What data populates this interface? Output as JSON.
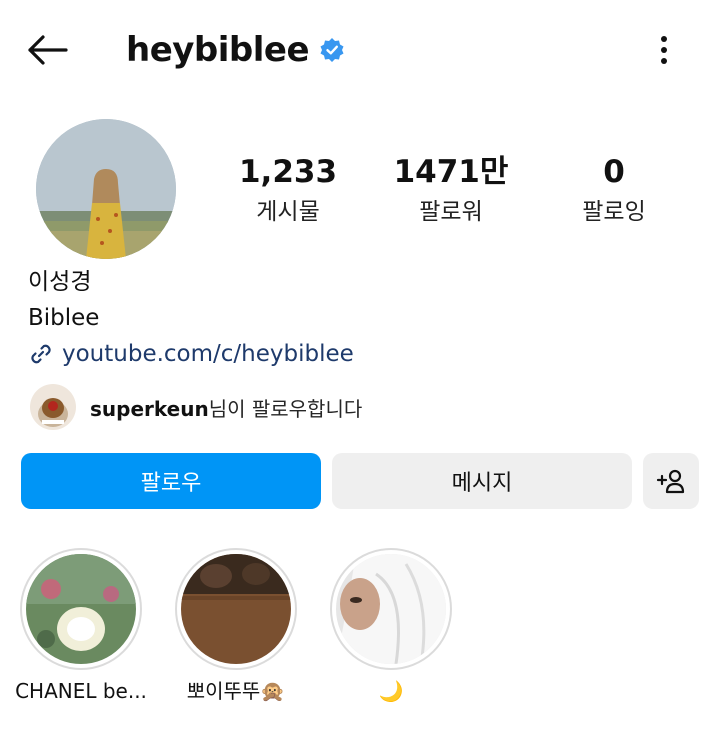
{
  "header": {
    "username": "heybiblee",
    "verified": true,
    "back_icon": "arrow-left-icon",
    "more_icon": "more-vertical-icon"
  },
  "stats": [
    {
      "value": "1,233",
      "label": "게시물"
    },
    {
      "value": "1471만",
      "label": "팔로워"
    },
    {
      "value": "0",
      "label": "팔로잉"
    }
  ],
  "profile": {
    "full_name": "이성경",
    "bio": "Biblee",
    "link": "youtube.com/c/heybiblee",
    "link_icon": "link-icon"
  },
  "followed_by": {
    "user": "superkeun",
    "suffix": "님이 팔로우합니다"
  },
  "actions": {
    "follow_label": "팔로우",
    "message_label": "메시지",
    "add_user_icon": "add-person-icon"
  },
  "highlights": [
    {
      "label": "CHANEL be..."
    },
    {
      "label": "뽀이뚜뚜🙊"
    },
    {
      "label": "🌙"
    }
  ],
  "colors": {
    "accent": "#0095f6",
    "verified": "#3897f0",
    "link": "#1e3a6b",
    "secondary_button": "#efefef"
  }
}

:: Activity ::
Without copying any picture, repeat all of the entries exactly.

:: Solution ::
What data populates this interface? Output as JSON.
{
  "header": {
    "username": "heybiblee",
    "verified": true,
    "back_icon": "arrow-left-icon",
    "more_icon": "more-vertical-icon"
  },
  "stats": [
    {
      "value": "1,233",
      "label": "게시물"
    },
    {
      "value": "1471만",
      "label": "팔로워"
    },
    {
      "value": "0",
      "label": "팔로잉"
    }
  ],
  "profile": {
    "full_name": "이성경",
    "bio": "Biblee",
    "link": "youtube.com/c/heybiblee",
    "link_icon": "link-icon"
  },
  "followed_by": {
    "user": "superkeun",
    "suffix": "님이 팔로우합니다"
  },
  "actions": {
    "follow_label": "팔로우",
    "message_label": "메시지",
    "add_user_icon": "add-person-icon"
  },
  "highlights": [
    {
      "label": "CHANEL be..."
    },
    {
      "label": "뽀이뚜뚜🙊"
    },
    {
      "label": "🌙"
    }
  ],
  "colors": {
    "accent": "#0095f6",
    "verified": "#3897f0",
    "link": "#1e3a6b",
    "secondary_button": "#efefef"
  }
}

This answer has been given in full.